Copy out each line of the data that contains "address".

== Available records ==

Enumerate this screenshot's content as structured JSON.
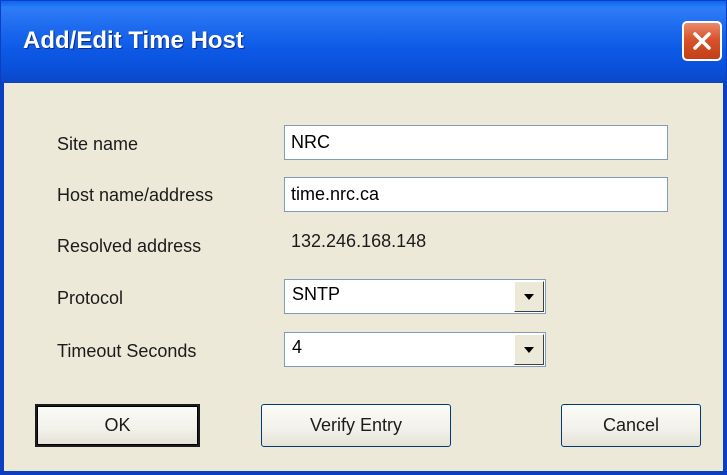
{
  "window": {
    "title": "Add/Edit Time Host"
  },
  "form": {
    "site_name": {
      "label": "Site name",
      "value": "NRC"
    },
    "host_name": {
      "label": "Host name/address",
      "value": "time.nrc.ca"
    },
    "resolved": {
      "label": "Resolved address",
      "value": "132.246.168.148"
    },
    "protocol": {
      "label": "Protocol",
      "value": "SNTP"
    },
    "timeout": {
      "label": "Timeout Seconds",
      "value": "4"
    }
  },
  "buttons": {
    "ok_label": "OK",
    "verify_label": "Verify Entry",
    "cancel_label": "Cancel"
  },
  "icons": {
    "close": "close-icon",
    "dropdown": "chevron-down-icon"
  },
  "colors": {
    "titlebar": "#0a57e4",
    "close_button": "#d8532b",
    "dialog_background": "#ece9d8"
  }
}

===

Your response:
      "label": "Host name/address",
      "label": "Resolved address",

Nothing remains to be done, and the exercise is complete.